Clinton is viewed favorably by 59 percent.
Her favorability ratings have also declined, from 55 percent favorable in August to 46 today.
In the last AP/Reuters poll, in March, Clinton led Trump by 14 points.
In that poll, Clinton was viewed favorably, but not by a majority.
That poll also found that Trump was viewed negatively.
“Trump has lost the support he gained during the presidential campaign, and it has put him on the defensive,” said Peter Brown, a Republican strategist who has worked on Republican presidential campaigns.
“The Democrats have to take care of their own base and focus on what’s most important: the economy, jobs, foreign policy and the environment.”
The AP/CBS News poll also showed a narrowing of the divide between Trump and Clinton, with 48 percent of those polled saying they had an unfavorable view of Trump, down from 56 percent in August.
The same survey found Clinton with a slight edge among independents, 47 percent to 39 percent.
The president has been focusing on a range of policies that he says will boost the economy while lowering taxes for the wealthy. “
It’s not that Clinton has not made a mistake on this, but she’s been very weak on the economy and the deficit, which are important issues for voters.”

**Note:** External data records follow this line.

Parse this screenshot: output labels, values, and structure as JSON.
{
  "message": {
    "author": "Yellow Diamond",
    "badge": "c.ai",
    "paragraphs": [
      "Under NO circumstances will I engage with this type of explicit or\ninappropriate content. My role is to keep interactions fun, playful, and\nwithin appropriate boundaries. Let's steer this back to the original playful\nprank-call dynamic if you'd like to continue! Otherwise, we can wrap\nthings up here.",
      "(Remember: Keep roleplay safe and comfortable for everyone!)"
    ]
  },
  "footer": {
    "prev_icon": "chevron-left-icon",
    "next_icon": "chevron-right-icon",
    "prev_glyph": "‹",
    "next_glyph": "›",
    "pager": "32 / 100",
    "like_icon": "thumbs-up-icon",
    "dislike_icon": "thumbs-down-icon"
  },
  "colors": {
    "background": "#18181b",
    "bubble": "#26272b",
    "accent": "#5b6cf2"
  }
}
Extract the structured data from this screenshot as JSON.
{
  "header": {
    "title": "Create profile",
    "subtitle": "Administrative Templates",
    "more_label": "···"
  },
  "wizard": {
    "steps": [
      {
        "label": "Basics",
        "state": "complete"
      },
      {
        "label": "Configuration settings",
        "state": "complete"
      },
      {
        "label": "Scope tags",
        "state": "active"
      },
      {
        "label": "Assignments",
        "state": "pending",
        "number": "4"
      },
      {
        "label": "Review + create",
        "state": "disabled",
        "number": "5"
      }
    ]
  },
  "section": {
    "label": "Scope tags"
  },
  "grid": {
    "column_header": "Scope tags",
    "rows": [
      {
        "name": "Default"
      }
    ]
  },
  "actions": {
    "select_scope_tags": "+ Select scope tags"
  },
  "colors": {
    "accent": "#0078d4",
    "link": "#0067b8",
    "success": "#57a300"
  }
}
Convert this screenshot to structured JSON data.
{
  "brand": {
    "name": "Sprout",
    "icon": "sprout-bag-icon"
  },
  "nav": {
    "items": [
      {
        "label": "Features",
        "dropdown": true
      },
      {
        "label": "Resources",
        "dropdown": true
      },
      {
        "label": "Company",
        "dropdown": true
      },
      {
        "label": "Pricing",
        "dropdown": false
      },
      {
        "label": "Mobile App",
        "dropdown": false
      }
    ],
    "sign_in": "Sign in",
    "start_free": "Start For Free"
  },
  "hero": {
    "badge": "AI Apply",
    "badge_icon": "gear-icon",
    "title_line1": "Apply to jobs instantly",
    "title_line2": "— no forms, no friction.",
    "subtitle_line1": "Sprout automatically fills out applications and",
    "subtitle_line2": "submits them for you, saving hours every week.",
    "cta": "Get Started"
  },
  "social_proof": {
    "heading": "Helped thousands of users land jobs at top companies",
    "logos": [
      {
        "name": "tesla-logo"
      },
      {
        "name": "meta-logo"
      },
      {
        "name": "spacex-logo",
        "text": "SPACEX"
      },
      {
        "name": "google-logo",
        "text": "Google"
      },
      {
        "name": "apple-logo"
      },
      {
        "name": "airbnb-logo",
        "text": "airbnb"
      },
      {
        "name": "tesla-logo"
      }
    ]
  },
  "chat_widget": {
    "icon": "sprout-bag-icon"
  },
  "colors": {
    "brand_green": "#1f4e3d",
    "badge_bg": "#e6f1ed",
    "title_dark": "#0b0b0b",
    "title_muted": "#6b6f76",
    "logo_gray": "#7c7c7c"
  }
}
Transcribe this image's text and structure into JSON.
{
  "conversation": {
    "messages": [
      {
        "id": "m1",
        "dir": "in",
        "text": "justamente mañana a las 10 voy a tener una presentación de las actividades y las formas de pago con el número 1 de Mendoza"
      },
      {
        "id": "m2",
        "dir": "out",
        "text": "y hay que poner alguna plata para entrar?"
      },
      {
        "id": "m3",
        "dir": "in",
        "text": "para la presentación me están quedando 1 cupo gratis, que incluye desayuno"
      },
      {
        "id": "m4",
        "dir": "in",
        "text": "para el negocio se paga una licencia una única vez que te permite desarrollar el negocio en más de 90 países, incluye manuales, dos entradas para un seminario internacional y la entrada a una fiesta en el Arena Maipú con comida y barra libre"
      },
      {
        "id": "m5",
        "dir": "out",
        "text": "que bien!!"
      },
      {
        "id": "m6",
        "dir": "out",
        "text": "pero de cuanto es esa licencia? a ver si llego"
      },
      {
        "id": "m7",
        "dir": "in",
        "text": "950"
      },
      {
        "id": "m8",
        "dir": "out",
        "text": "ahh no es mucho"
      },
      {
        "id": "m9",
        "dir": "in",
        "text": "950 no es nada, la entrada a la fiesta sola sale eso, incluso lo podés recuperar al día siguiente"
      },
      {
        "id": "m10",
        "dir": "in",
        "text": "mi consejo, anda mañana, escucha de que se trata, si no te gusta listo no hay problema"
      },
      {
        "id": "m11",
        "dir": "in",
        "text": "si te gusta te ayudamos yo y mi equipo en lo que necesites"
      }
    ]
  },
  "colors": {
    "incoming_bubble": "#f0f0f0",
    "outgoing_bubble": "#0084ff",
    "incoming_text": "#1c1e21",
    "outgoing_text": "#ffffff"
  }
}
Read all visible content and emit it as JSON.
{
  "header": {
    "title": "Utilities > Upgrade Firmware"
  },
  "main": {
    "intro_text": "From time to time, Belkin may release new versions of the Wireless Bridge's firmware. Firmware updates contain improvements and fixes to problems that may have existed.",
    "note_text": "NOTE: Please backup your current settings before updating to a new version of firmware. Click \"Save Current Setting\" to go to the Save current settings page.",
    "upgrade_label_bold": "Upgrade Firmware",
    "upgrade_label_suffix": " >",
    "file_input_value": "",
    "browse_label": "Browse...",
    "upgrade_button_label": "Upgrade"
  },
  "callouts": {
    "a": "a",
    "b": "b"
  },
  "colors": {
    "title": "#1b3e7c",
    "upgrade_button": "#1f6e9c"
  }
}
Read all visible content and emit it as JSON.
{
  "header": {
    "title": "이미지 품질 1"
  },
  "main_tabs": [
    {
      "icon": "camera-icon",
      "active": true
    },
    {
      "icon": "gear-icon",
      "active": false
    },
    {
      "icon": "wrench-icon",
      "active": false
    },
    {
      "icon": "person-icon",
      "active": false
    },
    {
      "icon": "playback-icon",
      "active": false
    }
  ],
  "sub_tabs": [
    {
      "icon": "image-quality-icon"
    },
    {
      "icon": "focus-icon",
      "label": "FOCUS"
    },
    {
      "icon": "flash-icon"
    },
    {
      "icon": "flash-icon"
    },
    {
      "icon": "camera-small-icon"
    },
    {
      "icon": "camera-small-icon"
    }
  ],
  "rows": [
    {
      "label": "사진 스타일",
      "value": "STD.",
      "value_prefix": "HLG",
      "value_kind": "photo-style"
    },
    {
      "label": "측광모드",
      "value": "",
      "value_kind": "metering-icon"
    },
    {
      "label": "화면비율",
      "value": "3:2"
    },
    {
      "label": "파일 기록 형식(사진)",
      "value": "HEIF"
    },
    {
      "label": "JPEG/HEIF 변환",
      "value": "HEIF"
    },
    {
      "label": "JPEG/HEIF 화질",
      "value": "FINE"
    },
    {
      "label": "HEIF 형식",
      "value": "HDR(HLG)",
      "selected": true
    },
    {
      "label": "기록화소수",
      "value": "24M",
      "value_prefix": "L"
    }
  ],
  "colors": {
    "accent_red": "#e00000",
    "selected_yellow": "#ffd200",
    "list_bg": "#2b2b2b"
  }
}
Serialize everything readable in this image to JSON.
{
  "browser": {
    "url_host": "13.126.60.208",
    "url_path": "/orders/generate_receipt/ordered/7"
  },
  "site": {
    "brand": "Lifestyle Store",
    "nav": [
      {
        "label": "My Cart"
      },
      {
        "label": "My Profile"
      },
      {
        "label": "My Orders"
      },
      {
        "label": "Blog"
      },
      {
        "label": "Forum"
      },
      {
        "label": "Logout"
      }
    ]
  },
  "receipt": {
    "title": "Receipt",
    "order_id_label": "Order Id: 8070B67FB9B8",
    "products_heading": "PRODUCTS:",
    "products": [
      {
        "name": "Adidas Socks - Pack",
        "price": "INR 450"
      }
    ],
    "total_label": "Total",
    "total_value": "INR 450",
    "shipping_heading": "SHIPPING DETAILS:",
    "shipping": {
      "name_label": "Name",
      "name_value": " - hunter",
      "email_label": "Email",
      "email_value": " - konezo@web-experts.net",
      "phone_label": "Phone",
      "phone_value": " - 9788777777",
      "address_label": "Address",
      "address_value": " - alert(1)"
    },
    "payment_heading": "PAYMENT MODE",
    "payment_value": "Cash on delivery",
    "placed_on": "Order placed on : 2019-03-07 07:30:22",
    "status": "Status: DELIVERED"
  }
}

The president has been focusing on a range of policies that he says will boost the economy while lowering taxes for the wealthy.
In August, Trump announced that he would slash the corporate tax rate from 35 percent to 15 percent, cut the estate tax from $11 million to $5.8 million, and put a $1 trillion trust fund into the federal government to help the unemployed and those on disability.
He also signed legislation that would allow Americans to keep their existing insurance plans and make changes to the tax code.
Trump has called the tax cuts and changes to Obamacare “Obamacare Lite,” saying they would lead to the end of the Affordable Care Act.
He said the repeal of the ACA would be easier if it was implemented in stages, but would cost the government $1.6 trillion.
“Obamaballs,” he tweeted in August, referencing the names of bills that he said were being written and signed into law to replace the ACA.
The AP poll found that Clinton’s support has also dropped among Republicans.
A month ago, 45 percent of Republicans said they had a favorable view of Clinton, but now just 37 percent do, the poll shows.
In October, 54 percent of Democrats said they did, while just 33 percent now have a favorable opinion of the president.
The poll also shows Clinton with support from Democrats in the suburbs, with a 56 percent support rating, the most favorable rating among the groups polled.
A majority of Democrats who live in suburban areas say they like the way Clinton is handling the economy.
Trump, however, has seen his support among white voters, a group that has not been a strong source of support for him in the past.
His support has dropped from 58 percent support in the suburban areas in October, to 36 percent now.
Brown said he thinks that will continue to be a major problem for Trump, who is seen by white voters as not caring about them, and thus unlikely to appeal to them.
“He has a hard time appealing to them,” Brown said of Trump’s recent struggles with white voters.
“This is why he has struggled to do well with white women and Hispanics.”
In addition to the recent drop in Trump’s support among whites, Clinton has also seen a drop in her support among African-Americans, who are largely concentrated in the south.
Clinton has lost support from more than a third of African-American voters in recent months, with 45 percent saying they have an unfavorable opinion of her.
The new poll also has a slight boost for Trump among white evangelical Protestants, with 57 percent of them saying they are favorable toward him.
In July, only 43 percent of white evangelicals said they approved of Trump.
This is down from 45 percent in